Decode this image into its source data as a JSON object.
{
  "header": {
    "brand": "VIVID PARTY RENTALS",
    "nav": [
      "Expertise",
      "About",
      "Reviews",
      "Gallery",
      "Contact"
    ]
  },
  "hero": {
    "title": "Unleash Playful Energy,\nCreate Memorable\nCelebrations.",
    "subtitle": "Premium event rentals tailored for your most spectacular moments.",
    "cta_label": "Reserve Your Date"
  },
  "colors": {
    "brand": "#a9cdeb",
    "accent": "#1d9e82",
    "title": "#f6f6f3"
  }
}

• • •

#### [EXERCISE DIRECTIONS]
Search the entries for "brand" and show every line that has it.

#### [EXERCISE RESPONSE]
    "brand": "VIVID PARTY RENTALS",
    "brand": "#a9cdeb",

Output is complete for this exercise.